Ukraine will upend Sitharaman’s dream budget

Far from condemning Russia for invading Ukraine, some Indians admire it. One person asked me: “Why can’t we be like Russia and invade Pakistan-occupied Kashmir?” He saw nothing immoral in it.

An amoral answer is that India lacks Russia’s immense military superiority. Unlike Russia, India faces a nuclear-armed foe backed by a superpower (China), whereas non-nuclear Ukraine has no guarantors (NATO will not fight for it).

Besides, can anyone want India to become an international pariah like Russia? Or to have the Indian government and financial system sanctioned? Russia is a major supplier of oil and gas to the West and so has considerable leverage. India has none.

Above all, India is very poor compared with Russia and cannot withstand global economic sanctions the way Russia seems prepared to. The Russian stock market crashed 50% and its currency dropped 20% on invasion day. Can anyone wish India a similar fate?

India is going to suffer severe damage anyway. How much? Nobody knows how long or short, deep or shallow the Ukrainian crisis will be. On invasion day, many expected the worst. But the next day Russia talked of negotiating a ceasefire with Ukraine, so markets rebounded. Right now, we can only project scenarios. 

Scenario One is a quick resolution of the crisis, with Ukraine and Russia striking a deal quickly. Western sanctions may continue for some time but will be eased. The world will not return to a pre-invasion norm – tensions will continue, and global investors will see emerging markets like India as risky.

Countries will reassess ties with Russia. Europe will seek to reduce energy dependence on Moscow and globally security will often trump commercial considerations. This will affect global GDP, investment and trade, but not severely. Alas, the chances of such a happy ending are close to zero.

Scenario Two is a crisis lasting months, maybe moving towards a muddled conclusion in late 2022. Fighting will continue with the West sending arms but no troops to Ukraine. Sanctions will deepen but only gradually, with the West keeping some trump cards up its sleeve. The price of oil and gas will spike for months before declining. Inflation will rise globally even as trade and GDP are mauled.
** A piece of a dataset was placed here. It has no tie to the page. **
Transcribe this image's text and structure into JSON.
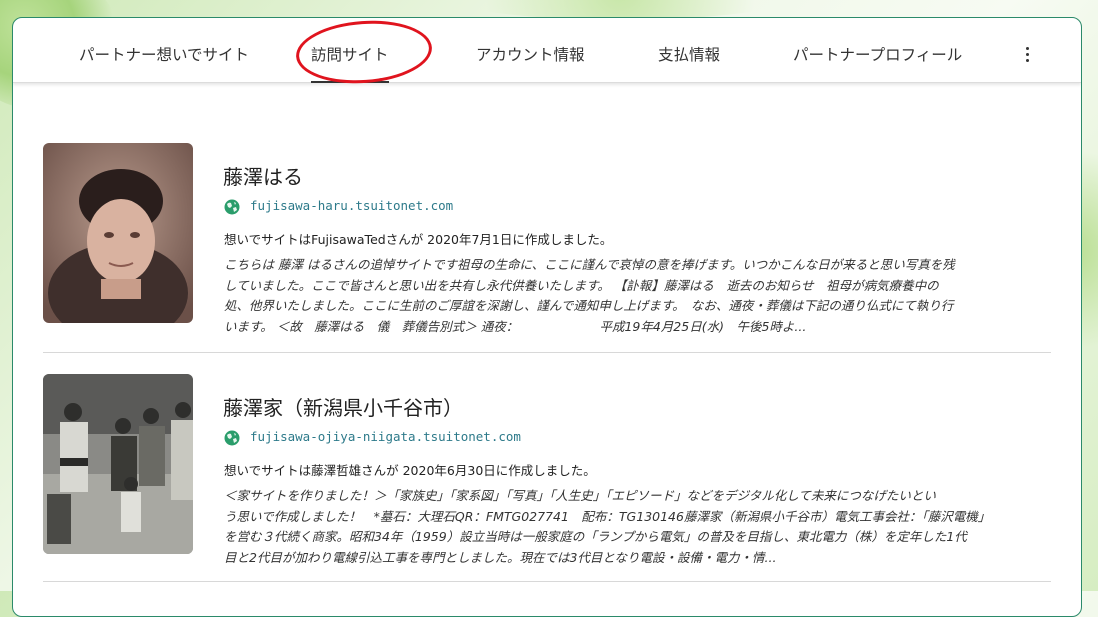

This will be war-induced stagflation.

Scenario Three is an ugly, deep war with high casualties and unwillingness to compromise on both sides. Sanctions will go deeper and deeper. Although this will hurt the western power too, they will tolerate it to hurt Russia even more. GDP and trade across the world will be hit, and emerging markets like India will be drubbed. Inflation will soar as the West seeks to wreck the Russian economy and squeeze its oil and gas exports.

The end of the Cold War brought a peace dividend through reduced defence spending and soaring global trade and investment. In Scenarios Two and Three, the world will shift to a new Coldish War that reduces the old peace dividend. The effects will be long-term and adverse. 

India will be hurt in all three scenarios with rising ferocity. Finance minister Nirmala Sitharaman’s “dream budget”, aiming to return India to 7% GDP growth through massive capex, is in ruins with key assumptions destroyed. The budget assumed inflation would crash in 2022-23, with the GDP deflator falling from 8.4% to just 3%. That now looks like a fantasy. Oil is already at $100/barrel against the budgetary assumption of $75/barrel in 2022-23. 

The budget assumed GDP growth of 8% in the coming year. It may be no more than 5.5% in Scenario Two and 4% in Scenario Three. Slow growth will hit revenues even as inflation sends expenditure shooting up. Sitharaman claimed to have found “fiscal space” for a big investment push, but that has disappeared.

Stock markets will fall lower. The government will get much lower prices than hoped for in the LIC IPO, privatisation and monetisation of old infrastructure assets. Bond prices will fall, raising the cost of government borrowing. Sitharaman will ask the RBI to keep money easy to restore growth, but long-term interest rates look certain to rise anyway, deepening the woes of industry and borrowing consumers.

Scenarios Two and Three may have major political consequences. Today, inflation and unemployment are already hurting BJP’s prospects in the current state elections. If inflation worsens and the economy slows down — and job creation too — the BJP’s fortunes in the next state elections in Gujarat and Karnataka will take a knock. Scenario Three will cause long-term harm and endanger BJP’s prospects in the 2024 general election. 

Our politicians, companies and consumers are more at the mercy of global winds than most people realise. Might the Ukraine war do the unthinkable: Revive Rahul Gandhi’s fortunes?

This article was originally published in The Times of India on February 26, 2022.

Leave a Comment

Your email address will not be published. Required fields are marked *